In what is probably the most massively detailed, impressively researched, and exuberantly narrated popular Biblical since the works of Sholem Asch, Martin recreates the life and darkly bloody times of David--who as warrior and king united the Hebrew tribes into a national state in the 10th century B.C. Martin, a Biblical scholar, strums through the arcane names of places and people--jawbreakers which have routed generations of lay readers--with avuncular, knowing ease, pausing to chat about geography, politics, and peoples along the way. And readers who haven't dipped into Samuel, Kings, or Chronicles lately will find that David's is a story of almost constant warfare, always followed by sweet re, venge--accomplished in various Cuisinart methods of execution or symbolic desecrations (e.g., a pouch containing 2,000 Philistine foreskins). Throughout, Martin gallops along with the grand old stories, avoiding all the pitfalls of lesser Biblical fiction. He never attempts to ""explain"" the miracles or analyze the turnabouts in alliances or loyalties in contemporary terms. (For example, Saul's persecution of the heroic post-Goliath David was simply as the Good Book says: the result of fear and jealousy.) There are marvelous adventures: the spiriting of Philistine iron from Jebus through a water shaft when David was a youth; his killing of (simultaneously) a lion, a bear, and a jackal; Spring Games in the land of the Philistines; a battle in which acrobats are used to scale the walls. The miracles are arresting--from the earth's upheaval at the birth of David to the destruction of Gaza (done in fine DeMille tumult) to the terrible apparitions at Endor. Informal asides explore alien myths and religions: the wonderful ancestors of Goliath with twelve fingers and toes; the images of such gods as the Philistine deity Dagon.
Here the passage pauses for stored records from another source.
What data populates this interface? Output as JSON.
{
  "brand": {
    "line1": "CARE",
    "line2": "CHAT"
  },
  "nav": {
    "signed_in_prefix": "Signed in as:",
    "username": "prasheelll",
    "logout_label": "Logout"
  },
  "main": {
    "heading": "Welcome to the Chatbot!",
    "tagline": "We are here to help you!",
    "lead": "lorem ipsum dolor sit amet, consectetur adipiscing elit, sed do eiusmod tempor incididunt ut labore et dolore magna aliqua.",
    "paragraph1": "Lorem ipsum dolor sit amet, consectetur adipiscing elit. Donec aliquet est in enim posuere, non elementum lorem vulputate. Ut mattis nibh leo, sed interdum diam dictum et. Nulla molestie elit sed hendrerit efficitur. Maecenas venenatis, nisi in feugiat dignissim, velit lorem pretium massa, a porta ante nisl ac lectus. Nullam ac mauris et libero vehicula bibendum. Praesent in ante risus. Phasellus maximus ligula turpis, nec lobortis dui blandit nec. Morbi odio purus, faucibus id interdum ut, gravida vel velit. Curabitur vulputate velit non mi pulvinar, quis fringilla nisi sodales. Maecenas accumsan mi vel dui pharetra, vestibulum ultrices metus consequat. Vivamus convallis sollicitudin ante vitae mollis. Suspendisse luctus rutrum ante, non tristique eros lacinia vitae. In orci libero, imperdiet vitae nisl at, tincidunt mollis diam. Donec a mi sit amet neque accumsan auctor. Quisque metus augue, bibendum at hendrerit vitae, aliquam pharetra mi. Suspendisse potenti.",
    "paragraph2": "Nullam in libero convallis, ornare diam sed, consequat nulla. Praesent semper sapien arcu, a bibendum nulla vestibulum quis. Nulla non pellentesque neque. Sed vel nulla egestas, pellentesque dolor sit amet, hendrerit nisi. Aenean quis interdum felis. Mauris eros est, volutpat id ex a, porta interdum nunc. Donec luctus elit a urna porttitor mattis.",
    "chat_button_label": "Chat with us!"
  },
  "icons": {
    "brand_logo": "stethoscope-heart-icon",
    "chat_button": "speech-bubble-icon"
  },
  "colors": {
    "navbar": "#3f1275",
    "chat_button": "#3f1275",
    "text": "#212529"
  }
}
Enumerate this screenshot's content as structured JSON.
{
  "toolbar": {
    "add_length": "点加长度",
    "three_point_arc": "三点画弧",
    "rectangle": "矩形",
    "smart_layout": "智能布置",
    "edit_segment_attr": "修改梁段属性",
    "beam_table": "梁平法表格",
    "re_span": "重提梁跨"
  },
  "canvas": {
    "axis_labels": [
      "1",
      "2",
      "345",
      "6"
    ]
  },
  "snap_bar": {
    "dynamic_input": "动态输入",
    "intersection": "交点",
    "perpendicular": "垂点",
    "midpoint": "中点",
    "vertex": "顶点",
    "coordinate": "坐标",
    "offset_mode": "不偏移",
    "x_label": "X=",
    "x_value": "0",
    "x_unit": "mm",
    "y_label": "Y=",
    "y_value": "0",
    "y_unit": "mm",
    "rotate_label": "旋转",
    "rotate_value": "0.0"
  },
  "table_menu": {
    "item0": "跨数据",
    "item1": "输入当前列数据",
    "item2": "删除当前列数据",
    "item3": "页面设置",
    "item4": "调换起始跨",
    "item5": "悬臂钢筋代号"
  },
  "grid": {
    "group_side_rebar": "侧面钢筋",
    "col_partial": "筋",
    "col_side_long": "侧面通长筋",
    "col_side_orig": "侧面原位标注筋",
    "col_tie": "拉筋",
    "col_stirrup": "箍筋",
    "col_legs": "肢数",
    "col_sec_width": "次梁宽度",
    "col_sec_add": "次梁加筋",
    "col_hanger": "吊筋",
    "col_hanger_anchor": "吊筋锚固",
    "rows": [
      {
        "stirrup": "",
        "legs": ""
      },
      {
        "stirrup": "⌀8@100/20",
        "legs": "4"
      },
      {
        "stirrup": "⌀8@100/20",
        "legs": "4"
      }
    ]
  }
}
And David himself remains sympathetic, often in despair at losing contact with. or faith in, Adonai: ""All Adonai wants from me is to kill, kill, kill."" An accessible, informative, generally non-critical reconstruction of the Bible stories, with plenty of zip and memorable smitings.

Pub Date: Feb. 26th, 1981
Publisher: Simon & Schuster